There are 66 books in the Bible. Between our two weekly Bible studies we have read 27 of them in three years, including Isaiah (probably to everyone’s dismay because it is a very long book).
One of the rediscoveries for me has been how Scripture always corrects itself. If one reads Joshua, the Canaanites throughout most of it are considered “the bad guys.” Throughout much of the Old Testament the Moabites are described as vile people to avoid at all costs. In the gospels, one hears the scribes portrayed as Jesus’ opponents. The centurions are Romans, part of the occupying force and thereby, one imagines, enemies.
And yet, what we have been reminded of in our reading is that Scripture does not allow for wholesale dismissal of any group of people. Within these groups of people that Scripture decries, there are exceptions; ones we would miss if we didn’t take the time to discover them.
So for instance, when we read Ezra and Nehemiah we heard how exclusionary the Israelites were. Coming back from exile, they were concerned about identity and purity and harshly excluded people, especially the Moabites. But do you know who is a Moabite? Ruth. And do you know that there is an Old Testament book named after this Moabite woman? And do you know that Ruth is found in Jesus’ genealogy in Matthew?
In Joshua where the Canaanites are the ones to be conquered, Rahab (also a prostitute) is a Canaanite woman who hides the Israelite spies sent by Moses. When Jericho is destroyed, Rabab, the Canaanite along with her family, is remembered and saved. She too is found in Jesus’ family tree.

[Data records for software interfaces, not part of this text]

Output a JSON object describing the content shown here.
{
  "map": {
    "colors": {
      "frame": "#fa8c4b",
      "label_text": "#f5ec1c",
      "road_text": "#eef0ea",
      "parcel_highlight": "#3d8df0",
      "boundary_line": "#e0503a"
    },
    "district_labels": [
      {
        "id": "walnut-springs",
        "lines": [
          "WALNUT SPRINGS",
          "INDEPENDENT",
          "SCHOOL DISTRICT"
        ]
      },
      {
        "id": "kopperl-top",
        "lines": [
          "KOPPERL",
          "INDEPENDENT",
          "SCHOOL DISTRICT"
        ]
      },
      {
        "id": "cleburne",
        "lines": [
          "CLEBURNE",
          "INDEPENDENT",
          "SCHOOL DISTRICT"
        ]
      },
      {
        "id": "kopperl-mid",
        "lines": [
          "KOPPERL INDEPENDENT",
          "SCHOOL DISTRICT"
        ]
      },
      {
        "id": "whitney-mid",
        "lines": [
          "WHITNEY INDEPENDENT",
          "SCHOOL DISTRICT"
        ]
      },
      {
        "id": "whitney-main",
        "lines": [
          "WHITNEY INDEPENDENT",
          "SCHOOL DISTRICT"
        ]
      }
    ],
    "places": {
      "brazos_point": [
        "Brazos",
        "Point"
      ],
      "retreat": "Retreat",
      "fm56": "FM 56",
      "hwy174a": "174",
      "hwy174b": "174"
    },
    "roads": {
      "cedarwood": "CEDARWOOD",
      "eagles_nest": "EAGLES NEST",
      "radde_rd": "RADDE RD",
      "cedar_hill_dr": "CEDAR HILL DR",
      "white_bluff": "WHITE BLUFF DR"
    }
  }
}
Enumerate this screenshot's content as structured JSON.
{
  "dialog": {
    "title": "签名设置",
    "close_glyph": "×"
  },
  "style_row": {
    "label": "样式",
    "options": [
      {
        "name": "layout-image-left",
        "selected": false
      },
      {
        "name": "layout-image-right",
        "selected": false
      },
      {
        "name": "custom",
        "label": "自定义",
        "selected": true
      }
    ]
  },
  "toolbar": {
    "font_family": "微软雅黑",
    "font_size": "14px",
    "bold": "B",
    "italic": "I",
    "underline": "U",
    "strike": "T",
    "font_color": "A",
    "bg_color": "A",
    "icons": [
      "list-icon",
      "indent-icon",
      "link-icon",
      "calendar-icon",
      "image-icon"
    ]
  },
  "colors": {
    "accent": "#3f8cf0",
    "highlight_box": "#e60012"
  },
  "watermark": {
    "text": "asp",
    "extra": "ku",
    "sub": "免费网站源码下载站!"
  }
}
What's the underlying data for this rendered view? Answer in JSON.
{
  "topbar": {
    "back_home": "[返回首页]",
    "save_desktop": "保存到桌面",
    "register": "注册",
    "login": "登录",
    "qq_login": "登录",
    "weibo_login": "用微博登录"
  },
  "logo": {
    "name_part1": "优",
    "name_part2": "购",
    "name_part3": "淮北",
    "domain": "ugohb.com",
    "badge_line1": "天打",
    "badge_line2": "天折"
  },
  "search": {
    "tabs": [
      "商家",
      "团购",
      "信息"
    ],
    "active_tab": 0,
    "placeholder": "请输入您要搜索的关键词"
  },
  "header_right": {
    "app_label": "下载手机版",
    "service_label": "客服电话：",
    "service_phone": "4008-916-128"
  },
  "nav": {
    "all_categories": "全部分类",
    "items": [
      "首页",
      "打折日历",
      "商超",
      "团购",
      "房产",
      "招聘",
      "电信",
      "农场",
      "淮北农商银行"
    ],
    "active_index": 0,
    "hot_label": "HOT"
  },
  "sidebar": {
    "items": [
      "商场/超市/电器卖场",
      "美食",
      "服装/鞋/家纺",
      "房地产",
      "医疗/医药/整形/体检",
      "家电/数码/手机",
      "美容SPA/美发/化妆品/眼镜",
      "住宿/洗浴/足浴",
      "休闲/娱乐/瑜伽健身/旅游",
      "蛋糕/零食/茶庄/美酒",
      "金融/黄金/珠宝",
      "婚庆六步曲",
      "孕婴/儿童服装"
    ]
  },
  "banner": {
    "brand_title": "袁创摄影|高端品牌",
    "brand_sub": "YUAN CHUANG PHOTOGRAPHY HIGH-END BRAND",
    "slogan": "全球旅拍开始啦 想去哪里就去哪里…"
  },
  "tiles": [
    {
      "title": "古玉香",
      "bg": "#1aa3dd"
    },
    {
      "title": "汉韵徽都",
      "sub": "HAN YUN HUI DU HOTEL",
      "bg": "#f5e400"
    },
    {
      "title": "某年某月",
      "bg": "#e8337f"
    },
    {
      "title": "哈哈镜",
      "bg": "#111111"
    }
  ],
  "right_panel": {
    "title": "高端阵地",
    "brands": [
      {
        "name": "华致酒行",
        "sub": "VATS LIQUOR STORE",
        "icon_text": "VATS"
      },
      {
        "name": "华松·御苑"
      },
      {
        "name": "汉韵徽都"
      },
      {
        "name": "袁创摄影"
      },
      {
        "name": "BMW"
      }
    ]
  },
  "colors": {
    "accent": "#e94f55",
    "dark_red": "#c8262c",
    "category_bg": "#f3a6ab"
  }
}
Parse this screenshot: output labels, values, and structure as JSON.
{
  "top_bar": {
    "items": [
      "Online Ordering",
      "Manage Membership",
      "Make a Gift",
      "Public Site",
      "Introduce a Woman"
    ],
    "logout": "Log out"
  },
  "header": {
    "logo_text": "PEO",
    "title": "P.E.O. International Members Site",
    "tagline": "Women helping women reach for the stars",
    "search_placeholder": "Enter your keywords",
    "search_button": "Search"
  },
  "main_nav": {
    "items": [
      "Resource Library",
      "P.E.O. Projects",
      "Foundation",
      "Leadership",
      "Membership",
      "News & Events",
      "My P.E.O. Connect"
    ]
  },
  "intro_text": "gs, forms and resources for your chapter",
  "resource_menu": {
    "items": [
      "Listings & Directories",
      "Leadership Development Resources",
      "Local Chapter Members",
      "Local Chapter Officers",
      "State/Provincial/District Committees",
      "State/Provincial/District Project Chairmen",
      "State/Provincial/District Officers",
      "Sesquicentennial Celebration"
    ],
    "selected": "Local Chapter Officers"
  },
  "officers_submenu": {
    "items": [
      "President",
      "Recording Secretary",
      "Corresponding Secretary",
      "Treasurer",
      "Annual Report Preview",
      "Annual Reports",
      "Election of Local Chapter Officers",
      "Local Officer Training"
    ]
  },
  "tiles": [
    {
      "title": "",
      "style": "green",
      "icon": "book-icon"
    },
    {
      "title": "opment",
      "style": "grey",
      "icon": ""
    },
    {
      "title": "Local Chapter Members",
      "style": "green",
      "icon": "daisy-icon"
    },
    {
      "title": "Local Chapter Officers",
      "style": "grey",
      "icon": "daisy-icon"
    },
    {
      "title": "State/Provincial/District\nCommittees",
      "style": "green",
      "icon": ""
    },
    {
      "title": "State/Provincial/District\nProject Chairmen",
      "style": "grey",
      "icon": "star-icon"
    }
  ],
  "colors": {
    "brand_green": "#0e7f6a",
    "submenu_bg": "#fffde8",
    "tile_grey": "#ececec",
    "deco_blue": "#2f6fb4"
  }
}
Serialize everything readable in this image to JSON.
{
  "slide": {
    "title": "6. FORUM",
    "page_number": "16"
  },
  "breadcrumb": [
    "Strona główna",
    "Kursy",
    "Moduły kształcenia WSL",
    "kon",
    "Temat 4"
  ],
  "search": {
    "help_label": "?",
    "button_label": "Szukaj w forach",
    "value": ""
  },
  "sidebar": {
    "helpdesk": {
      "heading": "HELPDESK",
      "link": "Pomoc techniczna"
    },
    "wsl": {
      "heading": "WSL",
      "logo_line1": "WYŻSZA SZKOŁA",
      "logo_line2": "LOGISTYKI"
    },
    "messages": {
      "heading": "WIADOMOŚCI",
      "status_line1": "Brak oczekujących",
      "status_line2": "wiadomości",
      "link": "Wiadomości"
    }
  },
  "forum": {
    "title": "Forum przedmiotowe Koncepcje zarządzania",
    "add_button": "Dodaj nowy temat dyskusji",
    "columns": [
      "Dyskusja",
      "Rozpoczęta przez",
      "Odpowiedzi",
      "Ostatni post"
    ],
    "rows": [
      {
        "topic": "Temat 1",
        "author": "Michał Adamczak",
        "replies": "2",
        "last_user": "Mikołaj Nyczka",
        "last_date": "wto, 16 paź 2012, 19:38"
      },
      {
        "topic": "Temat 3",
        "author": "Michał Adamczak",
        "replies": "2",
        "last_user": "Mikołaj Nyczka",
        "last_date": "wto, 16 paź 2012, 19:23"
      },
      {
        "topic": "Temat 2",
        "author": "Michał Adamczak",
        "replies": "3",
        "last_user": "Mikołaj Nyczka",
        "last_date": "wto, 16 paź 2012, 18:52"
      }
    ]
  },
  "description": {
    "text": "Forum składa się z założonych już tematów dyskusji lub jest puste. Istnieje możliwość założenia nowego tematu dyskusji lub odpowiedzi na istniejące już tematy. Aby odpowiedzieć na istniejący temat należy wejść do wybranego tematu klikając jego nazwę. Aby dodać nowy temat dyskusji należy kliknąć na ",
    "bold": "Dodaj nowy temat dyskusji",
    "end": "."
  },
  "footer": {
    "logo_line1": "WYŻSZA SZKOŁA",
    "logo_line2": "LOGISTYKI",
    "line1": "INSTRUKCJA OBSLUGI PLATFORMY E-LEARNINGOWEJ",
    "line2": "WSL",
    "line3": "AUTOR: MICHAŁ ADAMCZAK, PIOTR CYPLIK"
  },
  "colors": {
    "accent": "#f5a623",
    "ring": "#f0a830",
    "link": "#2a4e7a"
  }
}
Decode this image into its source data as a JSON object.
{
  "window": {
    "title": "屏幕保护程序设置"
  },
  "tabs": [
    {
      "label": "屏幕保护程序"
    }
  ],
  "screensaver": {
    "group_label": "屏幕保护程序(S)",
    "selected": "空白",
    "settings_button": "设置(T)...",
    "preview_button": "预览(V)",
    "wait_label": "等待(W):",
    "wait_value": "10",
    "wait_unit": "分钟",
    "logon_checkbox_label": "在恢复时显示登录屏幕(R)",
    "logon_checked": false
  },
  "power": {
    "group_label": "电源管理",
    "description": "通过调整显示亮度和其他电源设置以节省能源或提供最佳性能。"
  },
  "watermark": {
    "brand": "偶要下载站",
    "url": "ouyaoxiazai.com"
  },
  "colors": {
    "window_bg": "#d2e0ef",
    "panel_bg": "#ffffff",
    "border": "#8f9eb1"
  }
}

On All Saints’ Sunday we heard the All Saints’ gospel, but had we read the regular gospel reading for the day, we would have heard the interchange between Jesus and a scribe who with Jesus understands that the center of our faith is to love the Lord our God with all our heart, soul, mind, and strength, and our neighbors as ourselves. And when we hear Mark’s version of Jesus’ death, it is the Roman centurion who looks upon Jesus on the cross and gets what no one else does: “Truly, this man was the Son of God.”
Scripture doesn’t allow us to disparage a whole people – to paint any group of people with a broad brushstroke. Neither does it allow us to say things like, “Well, Rahab, she’s a Canaanite, but she’s nice.” That’s that exception to the rule thinking we can find ourselves espousing. The Holy Book, however, blows that kind of thinking out of the water, too. Rahab and Ruth and the scribe and the centurion are so much more than exceptions – they are the very ones through whom God works – the ones through whom God’s plans are furthered. Some of these “exceptions” are the very ones whom God works through to bring into being Jesus.
And then of course, Jesus becomes the biggest exception of all.
- Pastor Dianne